Note: On on January 11, 2009 I began facilitating a parenting class for DaySpring, the church I attend in Waco. I’m going to be offering some of what I’m doing there in this space over the Spring.
The class has now moved into a time of discussing the particular parenting issues that the participants want to address. We’ll be discussing the challenges that each parent brings and then ask something like, “What would Foster do?” (WWFD?). We fully expect that, in one month from now, everyone will be reporting that an incredible calm has descended and that the children will all be polite, well-behaved, and reading Ralph Waldo Emerson poems.
So, I’m going to use this blog to throw some random ideas out there to keep everyone thinking. For instance, this week I’d like to direct you to a blog entry by The Last Psychiatrist titled Are Schools Breeding Narcissism?
Readers rag on TLP for finding narcissism under every rock and behind every tree, and we all know that if the only tool you have is a hammer, then everything is going to look like a nail. Yet, TLP consistently offers keen insight into a question that the ACT therapy people also raise: How is it that we humans have turned out to be the only animals on the planet who can have all their basic needs met, and yet still be remarkably miserable?
Here are a few excerpts from Are Schools Breeding Narcissism? (I’m the one who has added bold to some of the lines in order to reveal my narcissistic need to point out to you what you should be paying attention to – or is the proper grammar “to which you should be paying attention?”)
The kids didn’t sign up for the self-esteem classes because it was pass/fail and fit in 3rd period. Adults made a collective decision that this was going to be the core educational philosophy from which everything else would be derived. So? What did adults think was wrong with the way they were raised that they thought self-esteem was so important?
…the real problem is the cultural mindset that thought up self-esteem training– and a million other things. Even if we stopped promoting self-esteem in schools, the kids are still going to have to watch TV created by these same adults; learn about other cultures from them; learn how to manage money from them; learn that the worth of the individual from them; learn whether killing is right or wrong, and when, from them. Not directly from them, of course, which would actually be a dialogue worth trying out; but by osmosis, from living in the world that adults have created for themselves, that kids have no choice but to live in.
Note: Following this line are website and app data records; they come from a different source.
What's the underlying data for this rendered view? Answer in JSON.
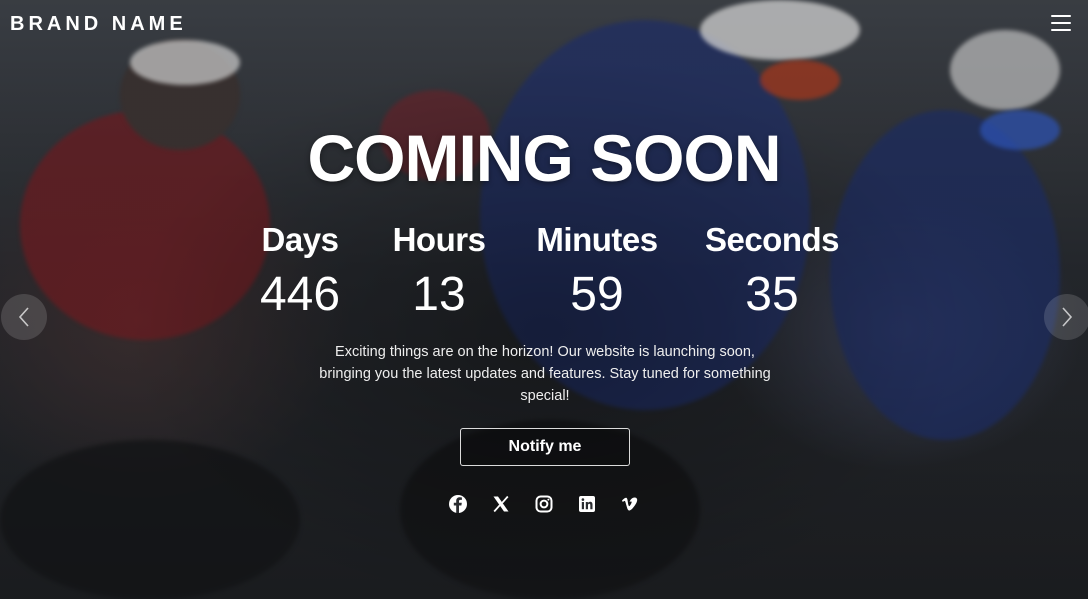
{
  "header": {
    "brand": "BRAND NAME",
    "menu_icon": "hamburger-menu-icon"
  },
  "hero": {
    "title": "COMING SOON",
    "countdown": [
      {
        "label": "Days",
        "value": "446"
      },
      {
        "label": "Hours",
        "value": "13"
      },
      {
        "label": "Minutes",
        "value": "59"
      },
      {
        "label": "Seconds",
        "value": "35"
      }
    ],
    "description": "Exciting things are on the horizon! Our website is launching soon, bringing you the latest updates and features. Stay tuned for something special!",
    "notify_label": "Notify me"
  },
  "carousel": {
    "prev_icon": "chevron-left-icon",
    "next_icon": "chevron-right-icon"
  },
  "social": [
    "facebook-icon",
    "x-icon",
    "instagram-icon",
    "linkedin-icon",
    "vimeo-icon"
  ],
  "colors": {
    "text": "#ffffff",
    "overlay": "#000000"
  }
}
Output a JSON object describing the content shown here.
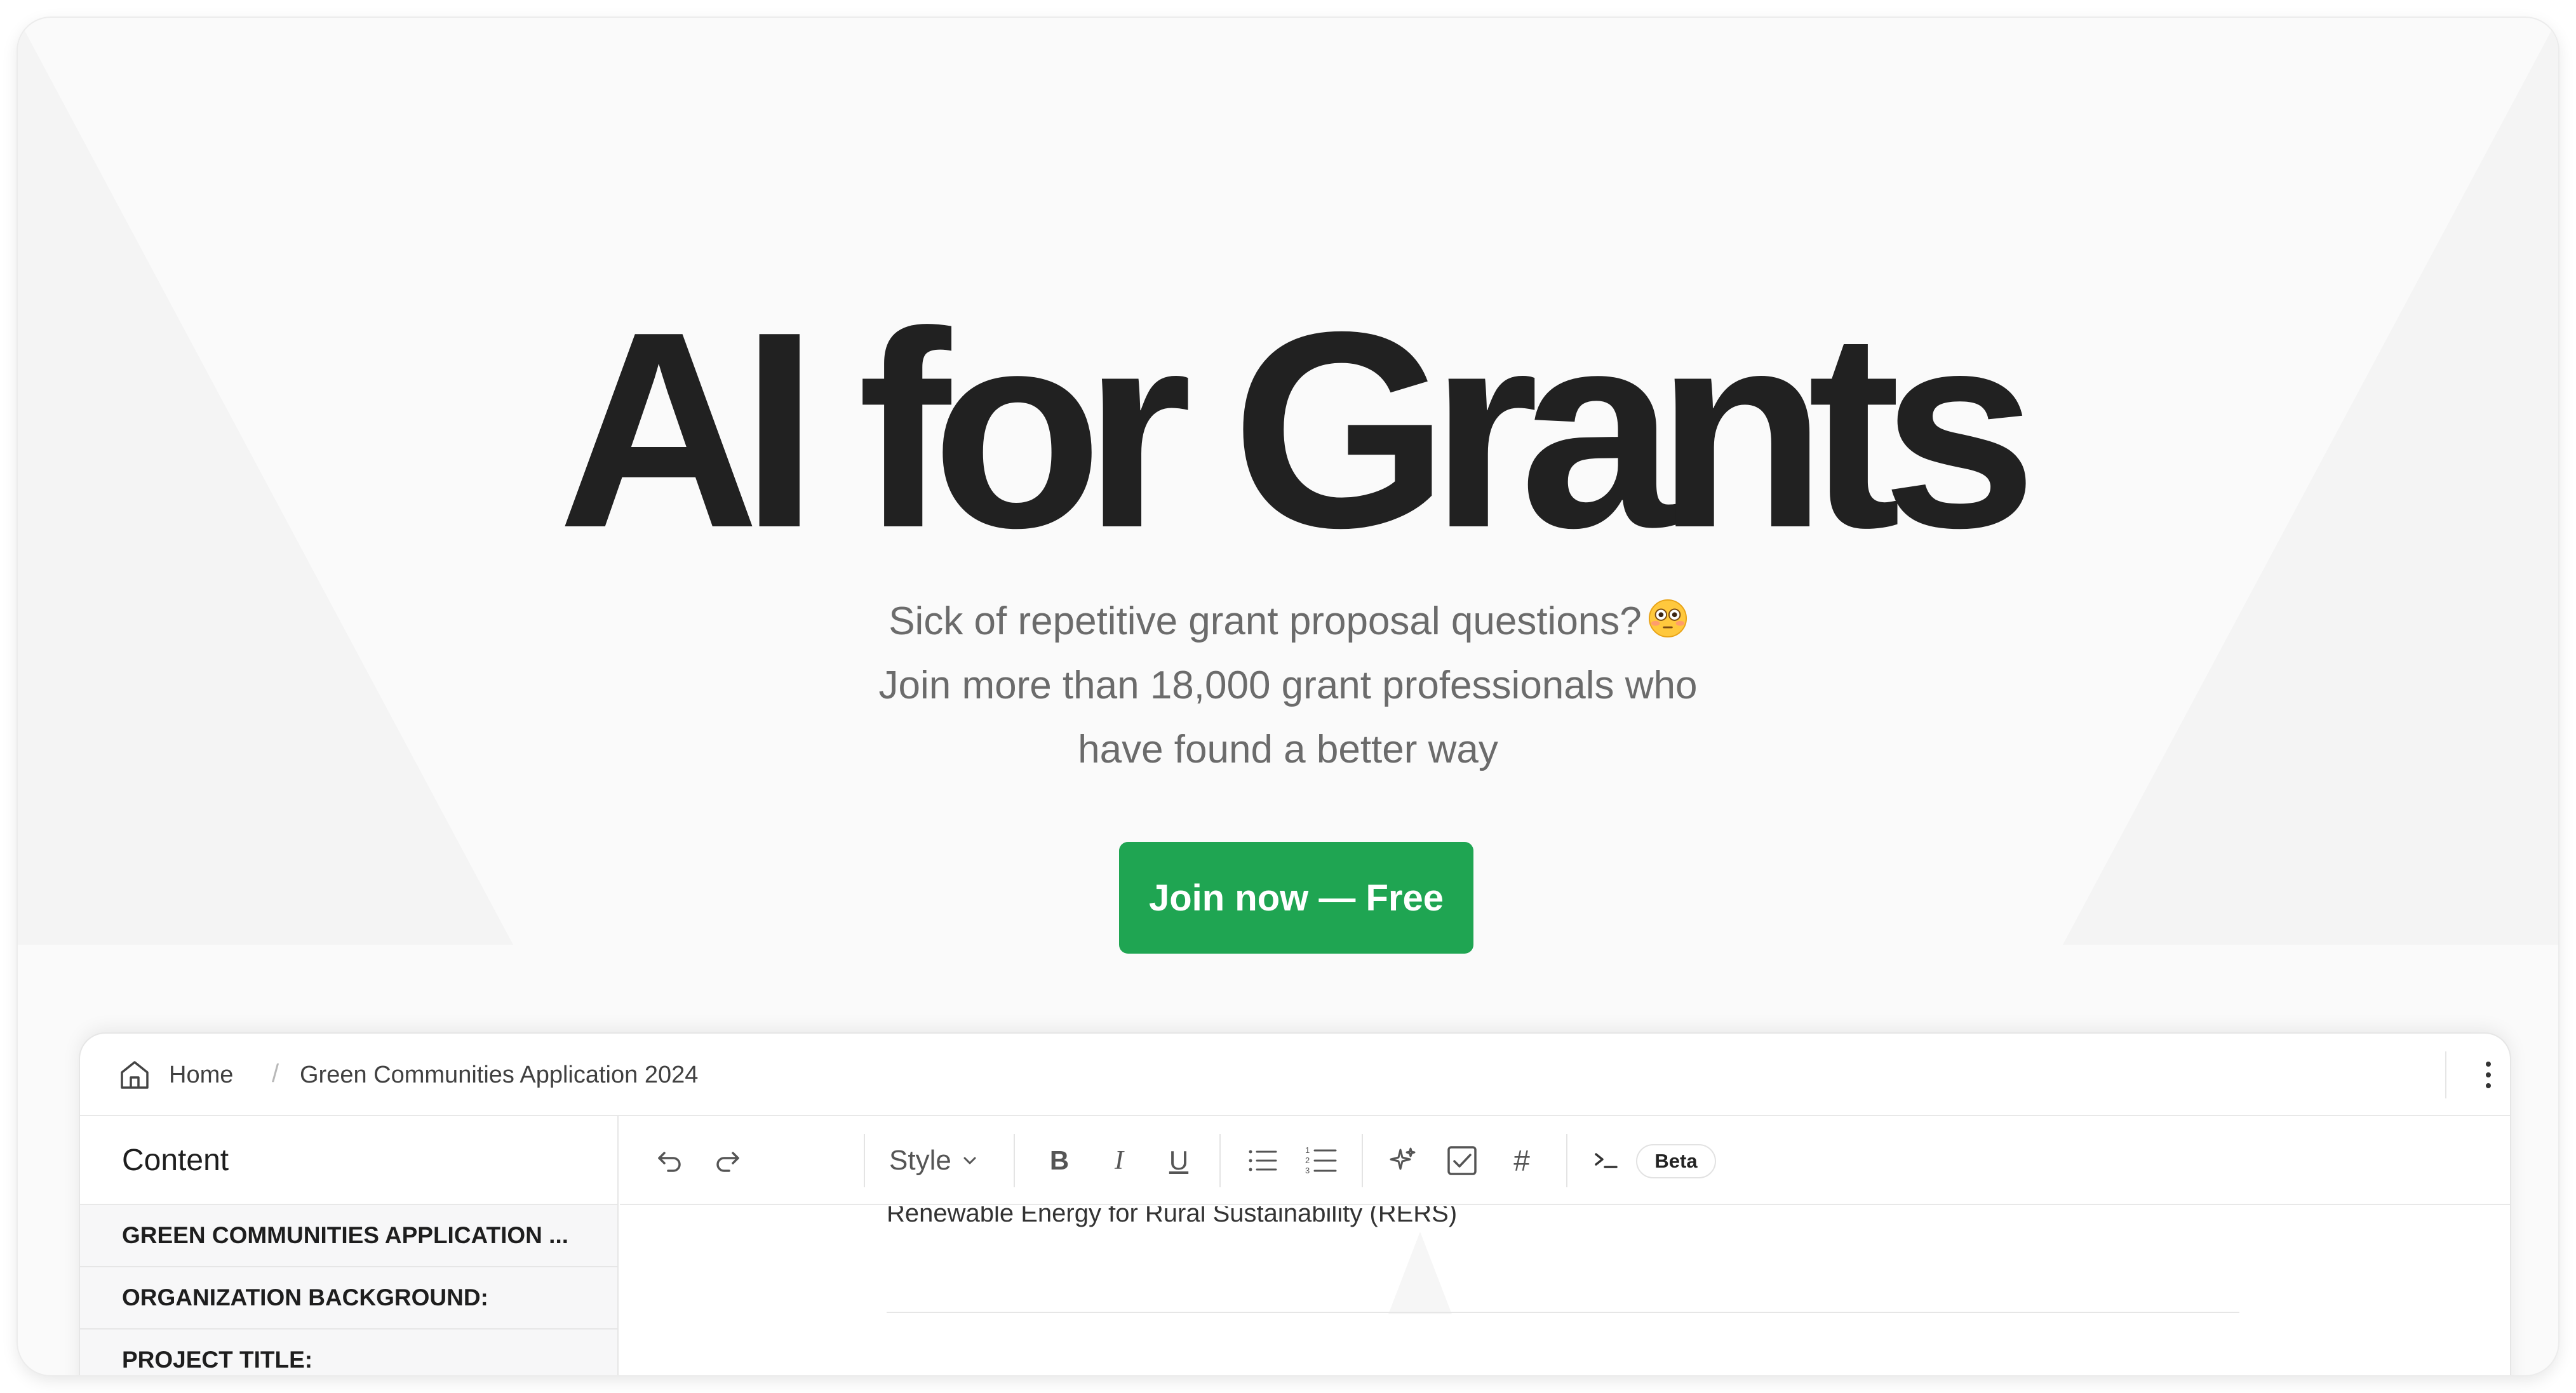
{
  "hero": {
    "title": "AI for Grants",
    "subtitle_line1": "Sick of repetitive grant proposal questions?",
    "subtitle_line2": "Join more than 18,000 grant professionals who",
    "subtitle_line3": "have found a better way",
    "emoji_icon": "flushed-face-icon",
    "cta_label": "Join now — Free",
    "cta_color": "#1fa552"
  },
  "editor": {
    "breadcrumb": {
      "home": "Home",
      "separator": "/",
      "document": "Green Communities Application 2024"
    },
    "sidebar": {
      "header": "Content",
      "items": [
        "GREEN COMMUNITIES APPLICATION ...",
        "ORGANIZATION BACKGROUND:",
        "PROJECT TITLE:"
      ]
    },
    "toolbar": {
      "style_label": "Style",
      "beta_label": "Beta",
      "icons": [
        "undo-icon",
        "redo-icon",
        "chevron-down-icon",
        "bold-icon",
        "italic-icon",
        "underline-icon",
        "bulleted-list-icon",
        "numbered-list-icon",
        "sparkle-icon",
        "checkbox-icon",
        "hash-icon",
        "terminal-icon"
      ]
    },
    "content": {
      "visible_line": "Renewable Energy for Rural Sustainability (RERS)"
    }
  }
}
Here’s an example. I’m down at the playground stalking pedophiles, and I observe that all of the kids are there with a parent, and most of them are with both of their parents. The parents are actively playing, too, they’re not just sitting on the benches socializing. Wow, I think, there are actually more parents than kids on this playground. My parents would never have played with me/us like that. If they actually came (they never would have) they would have sat on the benches. Socializing. … But they are so physically close to each other that it is visibly weird that they are not talking to each other; they must each have made a conscious decision not to interact. And then, it hits me: the reason these parents are playing with their kids and not on the benches is in order not to interact with the other parents. They’re using their kids as human shields. They don’t know how to have a personal but not intimate interaction with another adult, they can’t figure the boundaries. All they know is stranger, friend and sex. All they know are roles.
Self-esteem training is besides the point: how are kids going to not become narcissists when their parents train them on purpose to avoid meaningful interactions with strangers?
…the focus on children’s self-esteem is the mechanism by which the parents protect themselves. If my kid is happy, then I have a happy kid; I don’t have to do anything. It’s the parents who feel entitled- to having a happy kid.